When we think about oral health, we often focus on our teeth, their whiteness, and our dazzling smiles. However, it’s essential to recognize that maintaining healthy gums is equally, if not more, critical for overall oral health. Gum disease, or periodontal disease, is a common condition that affects not only your gums but can have far-reaching consequences for your entire well-being. In this blog post, we’ll explore the multifaceted impact of gum disease and why it’s crucial to address it promptly.
Understanding Gum Disease
Gum disease is a bacterial infection that primarily affects the gums but can progress to affect other structures within the oral cavity, including the bones that support your teeth. It typically begins as gingivitis, a mild form of gum disease characterized by symptoms such as redness, swelling, and bleeding of the gums. If left untreated, gingivitis can escalate into a more severe condition known as periodontitis. Periodontitis results in the loss of gum tissue and bone that support your teeth, ultimately leading to tooth loss.
The Oral-Systemic Connection
What may come as a surprise to many is that gum disease isn’t just a localized issue in the mouth. Extensive research has uncovered a strong connection between gum disease and systemic health problems. Here are some of the most notable links:
- Heart Disease: Studies have shown that gum disease can increase the risk of developing heart disease. The inflammation caused by gum disease may lead to the narrowing of arteries, which is a major risk factor for heart attacks and strokes.
- Diabetes: Gum disease can make it harder for individuals with diabetes to manage their blood sugar levels. Additionally, those with diabetes are more susceptible to gum disease.
- Respiratory Issues:Bacteria from the mouth can be inhaled into the lungs, potentially leading to respiratory problems such as pneumonia.
- Rheumatoid Arthritis:Some research suggests a connection between gum disease and the severity of rheumatoid arthritis.
- Pregnancy Complications:Pregnant women with gum disease may be at a higher risk of premature birth and having babies with low birth weights.
- Alzheimer’s Disease: Although more research is needed, some studies have proposed a link between gum disease and an increased risk of developing Alzheimer’s disease.
These connections highlight the importance of gum health in maintaining overall well-being.
Signs and Symptoms
Identifying gum disease in its early stages is crucial to preventing its progression and the associated health risks. Some common signs and symptoms of gum disease include:
– Bleeding gums when brushing or flossing
– Swollen, red, or tender gums
– Persistent bad breath
– Receding gums
– Loose or shifting teeth
If you notice any of these symptoms, it’s essential to schedule a dental check-up promptly.
Prevention and Treatment
Preventing gum disease is relatively straightforward but requires consistent oral hygiene practices. Here are some tips for maintaining healthy gums:

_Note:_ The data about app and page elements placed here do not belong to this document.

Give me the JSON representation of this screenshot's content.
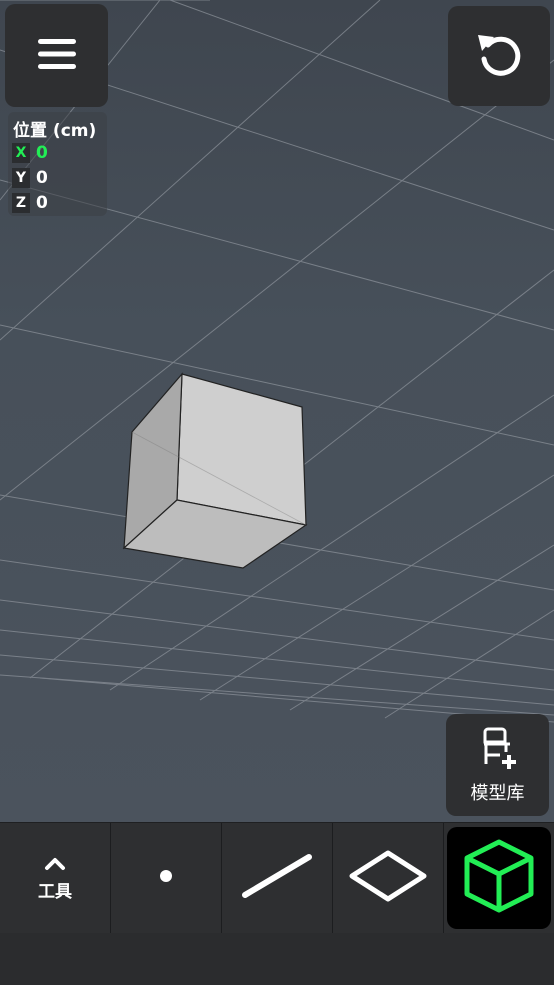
{
  "viewport": {
    "position_panel": {
      "title": "位置 (cm)",
      "axes": [
        {
          "label": "X",
          "value": "0",
          "active": true
        },
        {
          "label": "Y",
          "value": "0",
          "active": false
        },
        {
          "label": "Z",
          "value": "0",
          "active": false
        }
      ]
    },
    "top_left_button": {
      "icon": "hamburger-menu-icon"
    },
    "top_right_button": {
      "icon": "undo-icon"
    },
    "model_library": {
      "label": "模型库",
      "icon": "chair-add-icon"
    }
  },
  "toolbar": {
    "tools": [
      {
        "id": "tools",
        "label": "工具",
        "icon": "chevron-up-icon"
      },
      {
        "id": "point",
        "icon": "point-icon"
      },
      {
        "id": "line",
        "icon": "line-icon"
      },
      {
        "id": "face",
        "icon": "diamond-face-icon"
      },
      {
        "id": "solid",
        "icon": "cube-icon",
        "selected": true
      }
    ]
  },
  "colors": {
    "accent": "#22ee55",
    "panel": "#2e2f31",
    "scene_background": "#454c55"
  }
}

- Regular Dental Check-ups:Visit your dentist for regular check-ups and cleanings, typically recommended every six months.

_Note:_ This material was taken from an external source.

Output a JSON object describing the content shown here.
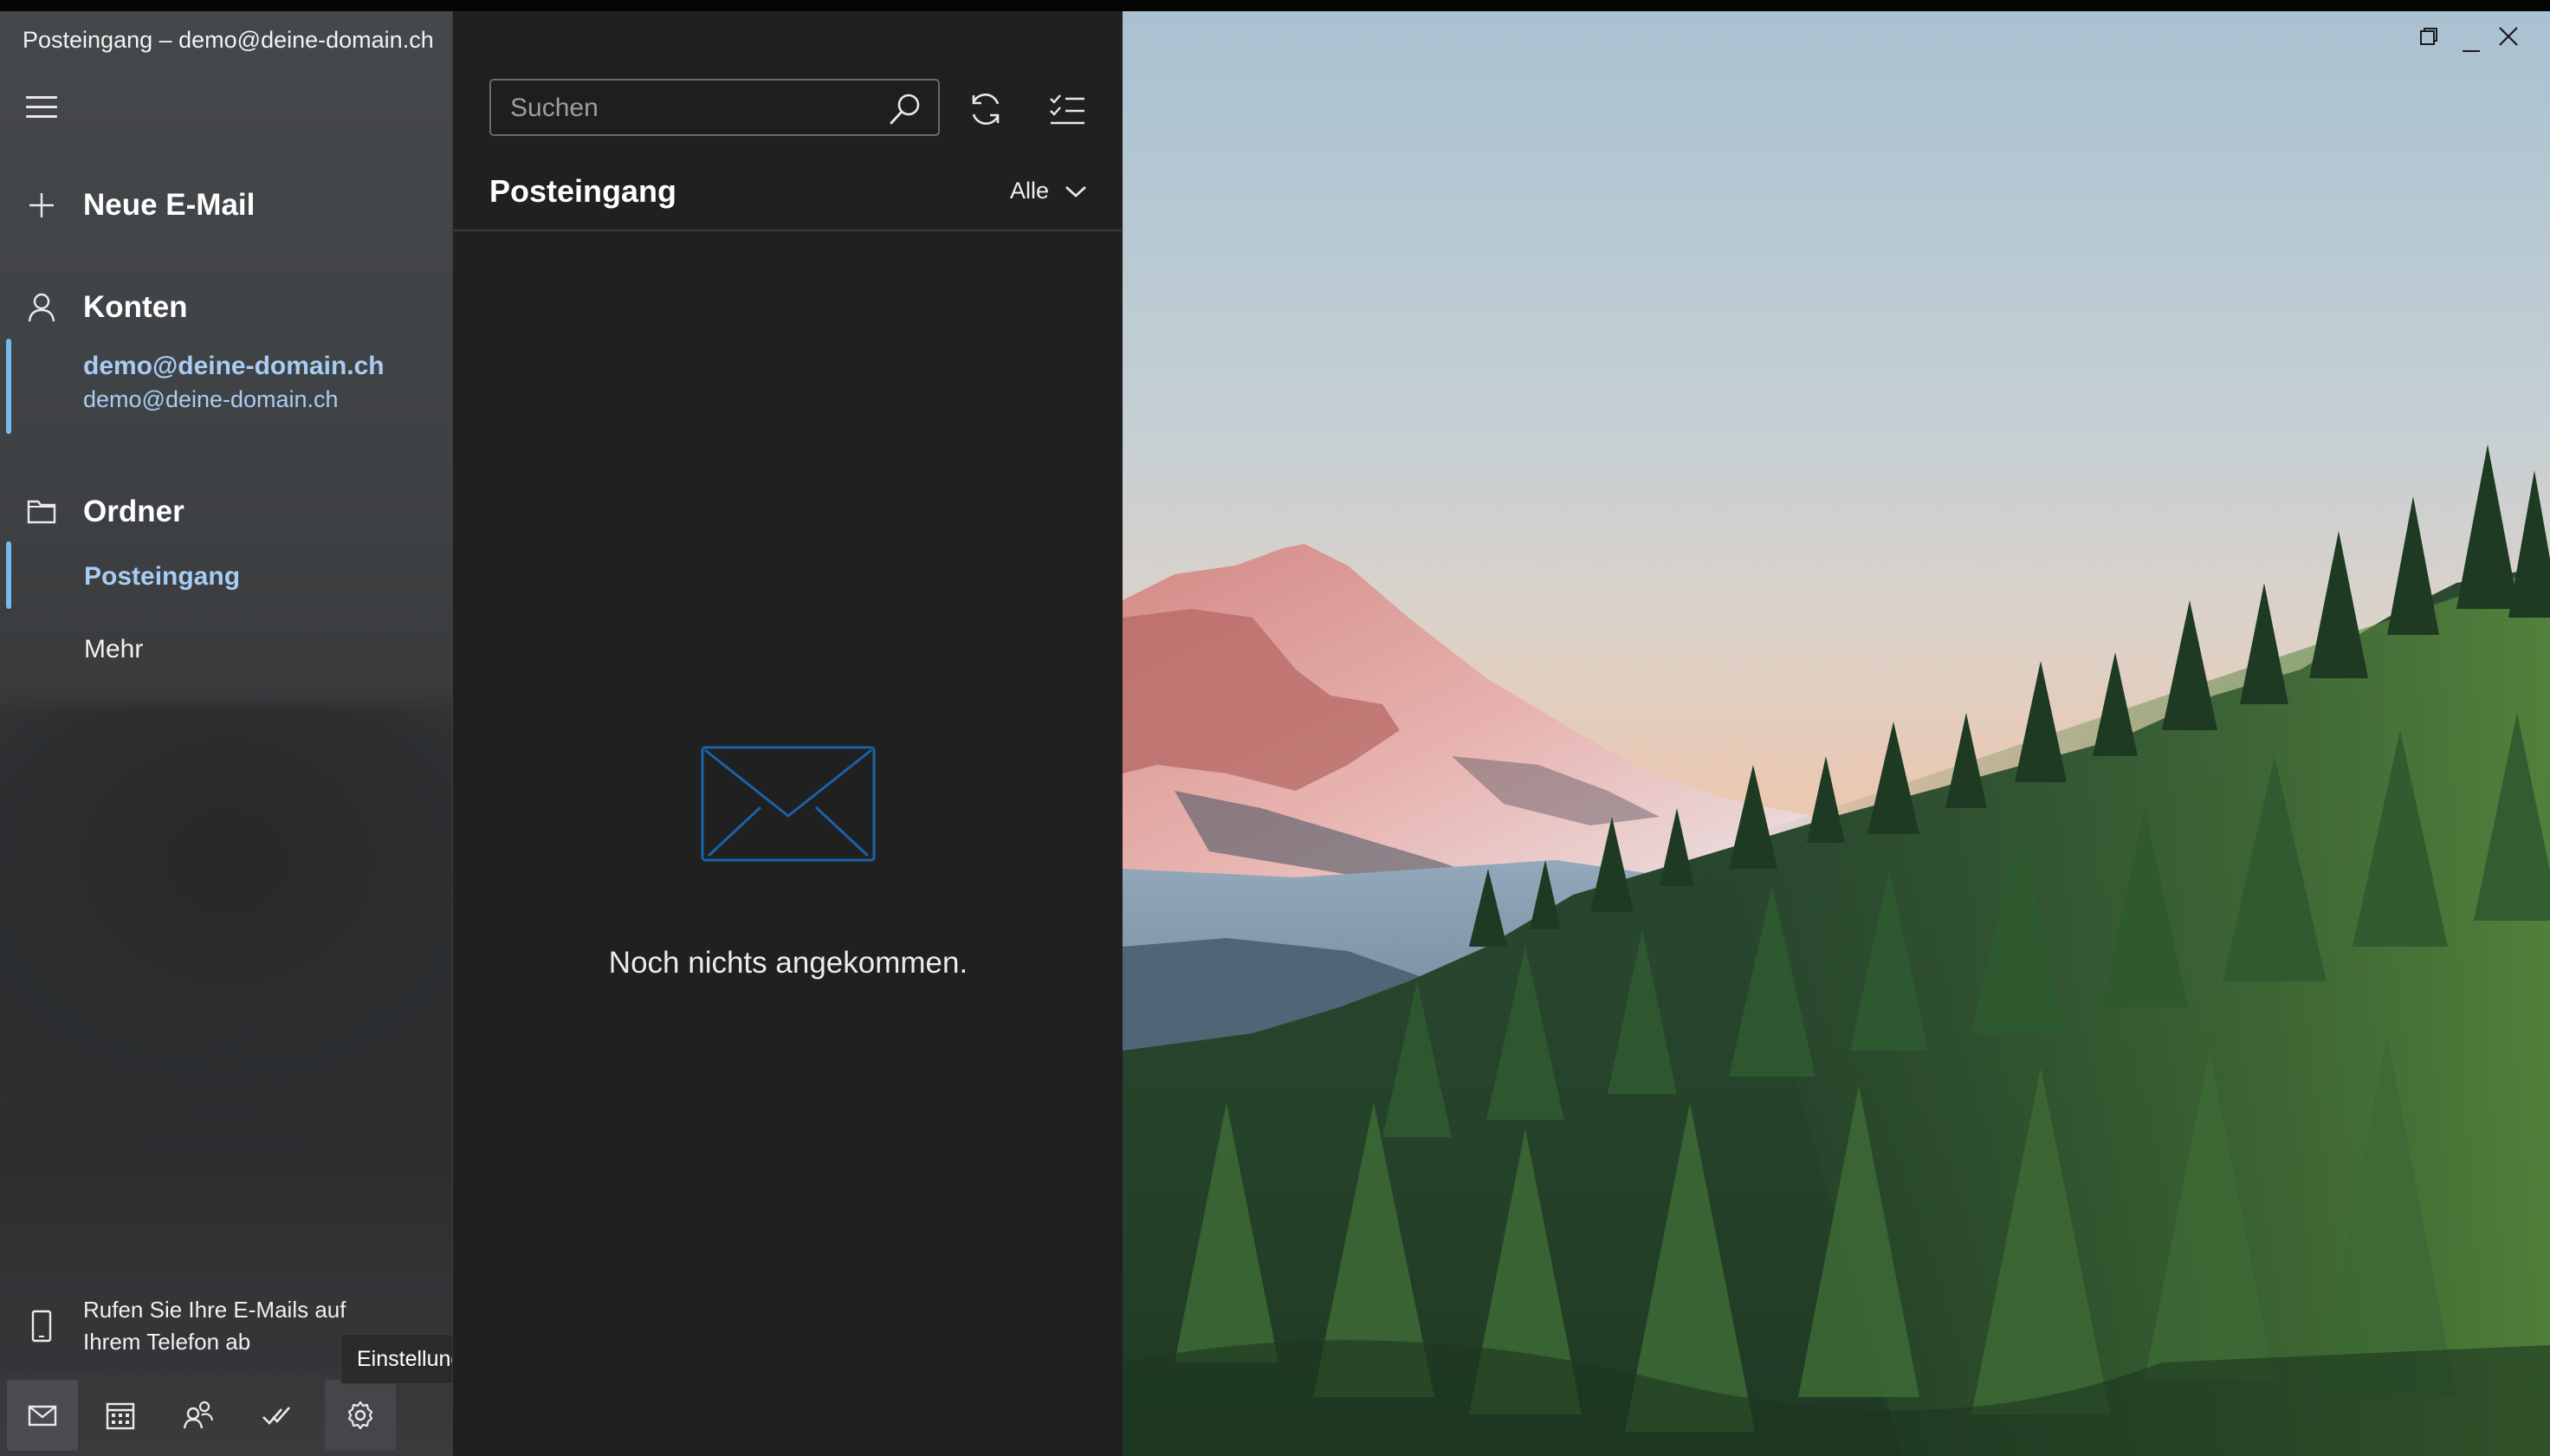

- Daily Oral Care:Brush your teeth at least twice a day, floss daily, and use an antiseptic mouthwash.
- Healthy Diet:Consume a balanced diet rich in fruits and vegetables and low in sugary and acidic foods.

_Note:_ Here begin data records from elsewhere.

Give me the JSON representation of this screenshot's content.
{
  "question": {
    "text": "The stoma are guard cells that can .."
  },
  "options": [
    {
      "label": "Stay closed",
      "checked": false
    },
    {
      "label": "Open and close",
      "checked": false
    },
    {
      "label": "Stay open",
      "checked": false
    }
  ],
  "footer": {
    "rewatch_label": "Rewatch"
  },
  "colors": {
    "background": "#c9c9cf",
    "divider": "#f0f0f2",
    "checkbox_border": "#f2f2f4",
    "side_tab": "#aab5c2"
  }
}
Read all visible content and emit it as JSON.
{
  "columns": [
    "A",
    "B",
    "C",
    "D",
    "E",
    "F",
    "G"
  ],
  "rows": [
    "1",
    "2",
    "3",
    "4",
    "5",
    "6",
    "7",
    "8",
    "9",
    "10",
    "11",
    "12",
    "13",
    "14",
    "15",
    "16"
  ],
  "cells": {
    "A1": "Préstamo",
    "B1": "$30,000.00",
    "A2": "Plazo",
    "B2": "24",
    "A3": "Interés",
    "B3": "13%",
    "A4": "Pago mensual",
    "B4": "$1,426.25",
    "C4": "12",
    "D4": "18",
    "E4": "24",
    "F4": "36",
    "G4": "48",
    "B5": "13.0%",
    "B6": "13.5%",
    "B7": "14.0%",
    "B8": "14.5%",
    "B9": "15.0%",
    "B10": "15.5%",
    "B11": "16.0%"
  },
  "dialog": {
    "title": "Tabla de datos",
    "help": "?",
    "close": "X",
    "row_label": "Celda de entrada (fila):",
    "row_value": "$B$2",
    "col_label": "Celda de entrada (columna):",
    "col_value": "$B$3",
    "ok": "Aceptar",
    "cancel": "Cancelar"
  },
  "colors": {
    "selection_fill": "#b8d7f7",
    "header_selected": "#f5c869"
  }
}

- Avoid Smoking:Smoking is a significant risk factor for gum disease.
If gum disease is already present, your dentist will recommend appropriate treatment options. These may include scaling and root planing, antibiotics, or, in more severe cases, surgery.
Gum disease is far more than just a nuisance for your gums; it’s a critical health issue with systemic implications. Maintaining good oral hygiene and seeking early treatment is essential to preventing its progression and mitigating its adverse effects on overall health. Remember, your oral health is an integral part of your well-being, and taking care of your gums is a vital step in preserving a healthy and happy life.